WORK INSTRUCTION -> Find the string "this" in the records. Copy each line that has it.

Entries taken from a collection:
◆ ◆ ◆ ◆

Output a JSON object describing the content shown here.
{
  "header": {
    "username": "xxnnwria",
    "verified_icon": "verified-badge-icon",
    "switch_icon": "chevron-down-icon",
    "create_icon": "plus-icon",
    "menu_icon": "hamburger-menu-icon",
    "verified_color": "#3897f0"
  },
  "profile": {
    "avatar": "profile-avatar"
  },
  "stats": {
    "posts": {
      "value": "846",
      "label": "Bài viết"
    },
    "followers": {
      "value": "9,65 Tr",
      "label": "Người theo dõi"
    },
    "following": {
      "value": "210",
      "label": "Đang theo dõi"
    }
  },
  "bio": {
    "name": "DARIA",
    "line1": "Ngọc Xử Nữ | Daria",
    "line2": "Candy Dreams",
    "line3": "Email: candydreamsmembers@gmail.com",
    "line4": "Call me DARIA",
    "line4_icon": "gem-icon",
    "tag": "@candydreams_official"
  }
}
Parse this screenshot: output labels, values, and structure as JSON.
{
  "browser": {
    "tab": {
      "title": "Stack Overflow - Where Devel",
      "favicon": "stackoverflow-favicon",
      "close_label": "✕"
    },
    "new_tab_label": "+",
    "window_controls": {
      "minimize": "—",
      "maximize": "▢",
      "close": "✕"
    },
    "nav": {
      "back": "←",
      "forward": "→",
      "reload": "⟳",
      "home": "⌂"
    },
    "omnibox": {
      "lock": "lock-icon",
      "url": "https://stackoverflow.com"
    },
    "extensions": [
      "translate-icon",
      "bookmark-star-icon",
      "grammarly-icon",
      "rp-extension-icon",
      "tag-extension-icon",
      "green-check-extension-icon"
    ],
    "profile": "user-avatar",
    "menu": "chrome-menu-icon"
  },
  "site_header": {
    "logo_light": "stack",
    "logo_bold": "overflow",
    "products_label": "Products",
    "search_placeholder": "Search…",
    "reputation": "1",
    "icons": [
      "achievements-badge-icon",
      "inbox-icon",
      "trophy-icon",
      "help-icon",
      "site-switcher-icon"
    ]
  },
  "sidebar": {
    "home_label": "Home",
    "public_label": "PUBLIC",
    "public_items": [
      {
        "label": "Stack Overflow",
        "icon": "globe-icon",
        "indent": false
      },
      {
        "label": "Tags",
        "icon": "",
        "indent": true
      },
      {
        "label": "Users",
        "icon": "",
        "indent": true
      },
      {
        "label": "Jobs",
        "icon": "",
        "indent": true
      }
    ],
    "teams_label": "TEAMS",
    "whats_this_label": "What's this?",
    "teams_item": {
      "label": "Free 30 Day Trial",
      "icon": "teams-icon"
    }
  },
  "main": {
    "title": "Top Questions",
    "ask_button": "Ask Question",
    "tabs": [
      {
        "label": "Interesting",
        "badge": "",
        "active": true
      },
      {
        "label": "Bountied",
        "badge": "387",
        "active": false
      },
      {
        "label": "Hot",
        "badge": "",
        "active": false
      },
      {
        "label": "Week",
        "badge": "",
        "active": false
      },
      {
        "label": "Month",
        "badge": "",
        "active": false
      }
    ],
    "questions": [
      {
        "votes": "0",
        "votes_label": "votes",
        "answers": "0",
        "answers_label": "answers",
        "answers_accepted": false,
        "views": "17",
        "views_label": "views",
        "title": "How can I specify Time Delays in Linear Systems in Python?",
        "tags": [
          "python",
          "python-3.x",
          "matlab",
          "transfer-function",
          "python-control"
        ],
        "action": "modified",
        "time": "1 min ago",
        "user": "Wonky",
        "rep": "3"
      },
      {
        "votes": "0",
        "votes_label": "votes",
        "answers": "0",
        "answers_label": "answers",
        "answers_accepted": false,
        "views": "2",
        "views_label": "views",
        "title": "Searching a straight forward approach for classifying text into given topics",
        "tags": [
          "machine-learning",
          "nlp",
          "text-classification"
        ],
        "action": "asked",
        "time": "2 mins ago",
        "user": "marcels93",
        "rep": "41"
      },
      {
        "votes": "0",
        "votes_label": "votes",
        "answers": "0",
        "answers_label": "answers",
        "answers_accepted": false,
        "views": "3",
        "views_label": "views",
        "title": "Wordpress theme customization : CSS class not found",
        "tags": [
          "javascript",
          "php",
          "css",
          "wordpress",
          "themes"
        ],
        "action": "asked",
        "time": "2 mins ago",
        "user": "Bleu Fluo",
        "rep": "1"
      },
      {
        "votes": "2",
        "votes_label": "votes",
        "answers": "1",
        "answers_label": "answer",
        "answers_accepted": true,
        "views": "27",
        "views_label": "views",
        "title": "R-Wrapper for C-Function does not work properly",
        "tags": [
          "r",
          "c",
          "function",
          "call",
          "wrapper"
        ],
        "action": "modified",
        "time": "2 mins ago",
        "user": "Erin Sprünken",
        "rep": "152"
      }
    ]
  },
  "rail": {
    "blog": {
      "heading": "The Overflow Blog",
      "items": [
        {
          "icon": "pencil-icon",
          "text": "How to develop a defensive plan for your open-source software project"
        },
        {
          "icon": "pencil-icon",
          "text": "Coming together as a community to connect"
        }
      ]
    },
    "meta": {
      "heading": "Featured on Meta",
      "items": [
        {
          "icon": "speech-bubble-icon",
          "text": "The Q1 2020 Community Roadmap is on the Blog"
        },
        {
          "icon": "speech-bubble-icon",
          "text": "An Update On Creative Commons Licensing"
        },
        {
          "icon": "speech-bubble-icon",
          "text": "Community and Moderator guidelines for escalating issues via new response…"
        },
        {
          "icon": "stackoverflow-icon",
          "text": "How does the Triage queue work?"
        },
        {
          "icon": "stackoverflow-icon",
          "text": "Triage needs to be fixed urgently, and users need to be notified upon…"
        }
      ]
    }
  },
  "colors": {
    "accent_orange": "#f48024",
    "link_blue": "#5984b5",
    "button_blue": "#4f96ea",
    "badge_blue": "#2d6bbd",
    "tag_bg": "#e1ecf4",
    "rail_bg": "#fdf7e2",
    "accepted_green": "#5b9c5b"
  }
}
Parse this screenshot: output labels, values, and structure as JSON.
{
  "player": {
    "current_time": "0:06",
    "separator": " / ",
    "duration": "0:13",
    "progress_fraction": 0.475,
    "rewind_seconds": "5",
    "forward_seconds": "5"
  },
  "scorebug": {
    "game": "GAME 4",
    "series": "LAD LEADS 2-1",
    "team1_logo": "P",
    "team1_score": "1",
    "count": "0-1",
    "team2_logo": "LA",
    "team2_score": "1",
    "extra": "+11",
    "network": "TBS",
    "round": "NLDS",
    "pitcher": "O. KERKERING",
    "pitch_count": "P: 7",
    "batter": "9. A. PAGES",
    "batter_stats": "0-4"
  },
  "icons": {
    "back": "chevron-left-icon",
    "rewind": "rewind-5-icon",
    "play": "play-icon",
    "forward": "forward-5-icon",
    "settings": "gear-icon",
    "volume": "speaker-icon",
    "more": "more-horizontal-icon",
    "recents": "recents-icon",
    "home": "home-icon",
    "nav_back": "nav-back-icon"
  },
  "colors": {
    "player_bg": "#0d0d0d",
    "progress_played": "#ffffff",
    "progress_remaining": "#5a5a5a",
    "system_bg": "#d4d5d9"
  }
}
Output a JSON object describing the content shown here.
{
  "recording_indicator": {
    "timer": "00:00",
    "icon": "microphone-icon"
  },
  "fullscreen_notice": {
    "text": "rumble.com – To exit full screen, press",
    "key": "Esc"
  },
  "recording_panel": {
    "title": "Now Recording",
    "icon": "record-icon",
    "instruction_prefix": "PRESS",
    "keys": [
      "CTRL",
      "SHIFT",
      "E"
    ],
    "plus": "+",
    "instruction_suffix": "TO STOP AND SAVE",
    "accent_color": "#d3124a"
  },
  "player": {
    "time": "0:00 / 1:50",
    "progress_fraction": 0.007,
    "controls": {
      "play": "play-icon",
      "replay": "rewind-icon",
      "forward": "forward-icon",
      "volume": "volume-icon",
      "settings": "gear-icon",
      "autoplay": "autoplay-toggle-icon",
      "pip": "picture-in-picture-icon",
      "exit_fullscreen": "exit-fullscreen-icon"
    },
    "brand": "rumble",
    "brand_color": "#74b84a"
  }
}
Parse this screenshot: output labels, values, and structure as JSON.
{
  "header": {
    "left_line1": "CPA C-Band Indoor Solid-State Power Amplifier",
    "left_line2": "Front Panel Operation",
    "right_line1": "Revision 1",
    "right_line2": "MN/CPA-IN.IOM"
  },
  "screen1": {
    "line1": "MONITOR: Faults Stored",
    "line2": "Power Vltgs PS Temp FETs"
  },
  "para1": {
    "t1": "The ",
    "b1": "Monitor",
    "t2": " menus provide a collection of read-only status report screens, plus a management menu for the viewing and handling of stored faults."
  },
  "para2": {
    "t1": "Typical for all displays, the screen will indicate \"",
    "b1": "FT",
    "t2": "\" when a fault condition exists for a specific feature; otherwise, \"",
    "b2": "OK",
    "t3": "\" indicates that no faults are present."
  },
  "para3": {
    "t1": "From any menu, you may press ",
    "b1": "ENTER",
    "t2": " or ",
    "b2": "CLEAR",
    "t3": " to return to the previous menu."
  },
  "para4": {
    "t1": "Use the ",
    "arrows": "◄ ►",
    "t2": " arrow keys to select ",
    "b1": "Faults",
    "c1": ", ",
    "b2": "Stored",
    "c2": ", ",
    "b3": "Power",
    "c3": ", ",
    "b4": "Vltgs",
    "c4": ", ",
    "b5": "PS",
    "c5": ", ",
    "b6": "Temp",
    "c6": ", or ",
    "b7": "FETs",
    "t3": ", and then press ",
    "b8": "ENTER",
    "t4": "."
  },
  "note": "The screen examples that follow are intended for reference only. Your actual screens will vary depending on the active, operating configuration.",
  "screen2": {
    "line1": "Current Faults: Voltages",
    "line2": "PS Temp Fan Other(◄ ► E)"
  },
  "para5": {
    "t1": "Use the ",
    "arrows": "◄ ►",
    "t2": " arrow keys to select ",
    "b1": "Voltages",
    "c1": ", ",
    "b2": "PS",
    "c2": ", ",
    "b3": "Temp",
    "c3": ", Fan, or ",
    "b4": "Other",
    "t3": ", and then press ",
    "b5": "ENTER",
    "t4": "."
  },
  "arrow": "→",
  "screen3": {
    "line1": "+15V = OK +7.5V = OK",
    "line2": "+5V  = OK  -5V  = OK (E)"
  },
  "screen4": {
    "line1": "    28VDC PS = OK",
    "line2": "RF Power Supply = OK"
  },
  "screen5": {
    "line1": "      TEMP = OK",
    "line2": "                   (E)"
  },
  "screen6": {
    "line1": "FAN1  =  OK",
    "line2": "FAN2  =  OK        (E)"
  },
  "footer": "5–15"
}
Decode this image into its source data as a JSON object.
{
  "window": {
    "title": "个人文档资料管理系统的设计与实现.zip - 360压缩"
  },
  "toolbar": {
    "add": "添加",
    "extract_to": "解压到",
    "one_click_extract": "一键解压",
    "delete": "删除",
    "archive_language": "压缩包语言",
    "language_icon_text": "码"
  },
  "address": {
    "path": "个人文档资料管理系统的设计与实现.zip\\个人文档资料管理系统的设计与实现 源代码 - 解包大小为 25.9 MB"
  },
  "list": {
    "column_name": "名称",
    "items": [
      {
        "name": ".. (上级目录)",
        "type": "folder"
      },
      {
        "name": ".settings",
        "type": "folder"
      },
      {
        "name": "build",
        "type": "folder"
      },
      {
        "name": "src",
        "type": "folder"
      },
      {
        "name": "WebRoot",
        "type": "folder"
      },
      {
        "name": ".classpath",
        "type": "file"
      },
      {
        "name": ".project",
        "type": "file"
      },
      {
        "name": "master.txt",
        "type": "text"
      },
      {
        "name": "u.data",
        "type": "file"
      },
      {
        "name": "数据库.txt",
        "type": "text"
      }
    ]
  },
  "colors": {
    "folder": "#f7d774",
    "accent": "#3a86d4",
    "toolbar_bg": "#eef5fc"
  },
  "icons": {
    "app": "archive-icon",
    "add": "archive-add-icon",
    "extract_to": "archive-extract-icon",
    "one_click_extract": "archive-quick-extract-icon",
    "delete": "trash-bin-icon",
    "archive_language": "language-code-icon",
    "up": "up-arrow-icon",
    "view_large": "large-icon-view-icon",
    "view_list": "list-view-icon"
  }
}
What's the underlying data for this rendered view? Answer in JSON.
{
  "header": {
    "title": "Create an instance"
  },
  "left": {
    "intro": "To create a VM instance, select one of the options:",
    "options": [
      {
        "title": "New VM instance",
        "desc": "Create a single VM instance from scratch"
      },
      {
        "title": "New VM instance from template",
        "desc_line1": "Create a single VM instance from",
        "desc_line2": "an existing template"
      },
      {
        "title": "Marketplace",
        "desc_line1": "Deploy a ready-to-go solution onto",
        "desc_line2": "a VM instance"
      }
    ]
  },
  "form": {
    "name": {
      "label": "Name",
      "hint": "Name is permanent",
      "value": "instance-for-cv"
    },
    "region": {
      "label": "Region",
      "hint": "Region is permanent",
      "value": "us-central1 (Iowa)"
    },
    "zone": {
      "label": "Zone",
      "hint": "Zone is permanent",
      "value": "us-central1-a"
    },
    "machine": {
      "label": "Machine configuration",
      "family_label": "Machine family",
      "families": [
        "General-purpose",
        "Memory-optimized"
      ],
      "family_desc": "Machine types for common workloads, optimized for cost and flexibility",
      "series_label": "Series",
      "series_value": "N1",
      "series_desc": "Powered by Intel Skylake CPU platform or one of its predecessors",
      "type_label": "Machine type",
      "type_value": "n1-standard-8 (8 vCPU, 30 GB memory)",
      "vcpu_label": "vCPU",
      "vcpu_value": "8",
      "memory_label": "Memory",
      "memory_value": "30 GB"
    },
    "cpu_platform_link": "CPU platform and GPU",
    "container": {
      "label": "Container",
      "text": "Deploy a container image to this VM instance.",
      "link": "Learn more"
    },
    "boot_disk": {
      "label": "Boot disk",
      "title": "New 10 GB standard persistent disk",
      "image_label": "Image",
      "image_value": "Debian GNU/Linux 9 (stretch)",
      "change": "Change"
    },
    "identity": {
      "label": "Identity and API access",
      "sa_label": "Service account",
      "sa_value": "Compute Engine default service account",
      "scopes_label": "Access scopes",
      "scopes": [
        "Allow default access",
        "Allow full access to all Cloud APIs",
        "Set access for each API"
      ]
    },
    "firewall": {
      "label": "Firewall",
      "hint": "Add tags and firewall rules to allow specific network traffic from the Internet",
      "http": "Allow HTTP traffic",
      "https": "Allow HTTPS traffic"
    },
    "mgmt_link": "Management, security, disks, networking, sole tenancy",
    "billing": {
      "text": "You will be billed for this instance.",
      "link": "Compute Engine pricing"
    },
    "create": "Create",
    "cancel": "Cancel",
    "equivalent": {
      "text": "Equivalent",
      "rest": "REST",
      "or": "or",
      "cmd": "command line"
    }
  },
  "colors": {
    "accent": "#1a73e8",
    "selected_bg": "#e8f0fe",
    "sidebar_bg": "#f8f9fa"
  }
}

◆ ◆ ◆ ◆

YOUR SOLUTION ->
Parse this screenshot: output labels, values, and structure as JSON.
    "whats_this_label": "What's this?",
Parse this screenshot: output labels, values, and structure as JSON.
Parse this screenshot: output labels, values, and structure as JSON.
Decode this image into its source data as a JSON object.
What's the underlying data for this rendered view? Answer in JSON.
      "text": "Deploy a container image to this VM instance.",
      "text": "You will be billed for this instance.",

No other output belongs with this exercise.